Ensuring that dependent older adults with complex health problems receive high quality long-term care has been a long-standing challenge for the health care systems around the world. Currently, the need is greater than ever, considering that older adults battling with a multiple of chronic diseases and functional and/or cognitive disabilities are becoming more prevalent as the elderly population worldwide continues to expand. Nursing home facilities provide 24-hour intensive care for individuals who are commonly physically or cognitively disabled, or both. The delivery of quality of care and maintenance of quality of life in nursing homes are often unsuccessful, however, and has long been a great concern to consumers, providers of care, and policy makers. The evidence that nursing home residents frequently suffer from preventable adverse outcomes (such as negative drug events, bed sores, falls resulting in serious injury, physical and pharmaceutical restraint use, delirium, and elder abuse) continues to grow and increase the risk of morbidity and mortality.
The push to innovate care models in order to enhance the quality of care in nursing homes has come from the World Health Organization, the International Association of Gerontology and Geriatrics, and the Institute of Medicine in the United States. Residential care models must be renovated to make them “fit for the future” (e.g., to change nursing home facilities to become more “homelike”) and provide care-dependent individuals the ability to continue living a self-determined lifestyle.
The term “model of care” is a broad and multifaceted concept that constitutes the way health services are given, defining the delivery of best practice care through the implementation of a group of service principles based upon identified clinical processes. Examples of residential care models in the United States are the Green House and Eden Alternative, which are made to exude a home environment that promotes the feeling of control, dignity, and overall well-being to the care-dependent patient, while ensuring high-quality, individualized care. In recent years, greater emphasis has been given to create more Green House homes. Currently, there are over 260 homes across 32 states that are open or in the process of development. In European countries, the interest in providing residential care for elderly patients with dementia in small-scale living environments is growing.
A recent study examined the effect these modern care models had on residents and their quality of life. The study found that elderly residents with dementia who resided in dementia-specific small-scale houses appeared to benefit in terms of physical functioning, Moreover, residents living in nondementia-specific small-scale living arrangements reported being more satisfied with the care they received compared to residents living in traditional nursing homes.

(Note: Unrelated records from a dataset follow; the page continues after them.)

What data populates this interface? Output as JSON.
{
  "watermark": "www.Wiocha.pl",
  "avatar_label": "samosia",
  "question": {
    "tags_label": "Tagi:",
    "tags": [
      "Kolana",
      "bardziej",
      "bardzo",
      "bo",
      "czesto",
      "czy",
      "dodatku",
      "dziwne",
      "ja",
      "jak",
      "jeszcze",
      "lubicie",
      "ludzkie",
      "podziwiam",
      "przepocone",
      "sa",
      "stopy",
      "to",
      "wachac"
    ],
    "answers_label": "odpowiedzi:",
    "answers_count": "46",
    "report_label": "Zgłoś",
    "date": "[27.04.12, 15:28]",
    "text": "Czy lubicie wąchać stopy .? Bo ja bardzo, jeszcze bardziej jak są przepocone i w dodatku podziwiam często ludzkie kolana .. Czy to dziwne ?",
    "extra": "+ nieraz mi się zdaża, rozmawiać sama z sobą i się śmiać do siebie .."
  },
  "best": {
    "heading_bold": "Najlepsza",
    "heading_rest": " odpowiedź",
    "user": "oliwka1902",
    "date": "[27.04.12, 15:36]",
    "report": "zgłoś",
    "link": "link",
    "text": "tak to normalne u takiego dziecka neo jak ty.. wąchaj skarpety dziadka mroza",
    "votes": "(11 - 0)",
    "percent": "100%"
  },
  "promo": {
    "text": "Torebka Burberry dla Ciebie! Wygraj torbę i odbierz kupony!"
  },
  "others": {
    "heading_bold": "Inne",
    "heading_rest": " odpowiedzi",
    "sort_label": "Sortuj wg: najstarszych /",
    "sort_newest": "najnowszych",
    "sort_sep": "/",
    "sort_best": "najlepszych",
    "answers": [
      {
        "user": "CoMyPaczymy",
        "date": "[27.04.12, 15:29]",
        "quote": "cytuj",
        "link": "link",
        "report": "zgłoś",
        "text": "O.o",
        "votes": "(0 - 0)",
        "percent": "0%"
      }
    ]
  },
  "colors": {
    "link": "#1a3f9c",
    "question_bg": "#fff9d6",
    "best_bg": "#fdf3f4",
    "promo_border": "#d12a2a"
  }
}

It is crucial that no matter what kind of nursing home or other long-term care facility an older adult patient resides in, they must be given high quality care at all times. These elderly patients are vulnerable and often frail. Nursing and general care staff are responsible for ensuring that these residents are getting their needs met and their quality of life is maintained. If you or someone you love is a victim of elder abuse or neglect in a nursing home or assisted living facility, such as one in Eagle Rock or El Segundo, California, contact The Law Offices of Ben Yeroushalmi. Mr. Yeroushalmi and his associates are experts in elder law and passionate about defending victims of elder abuse.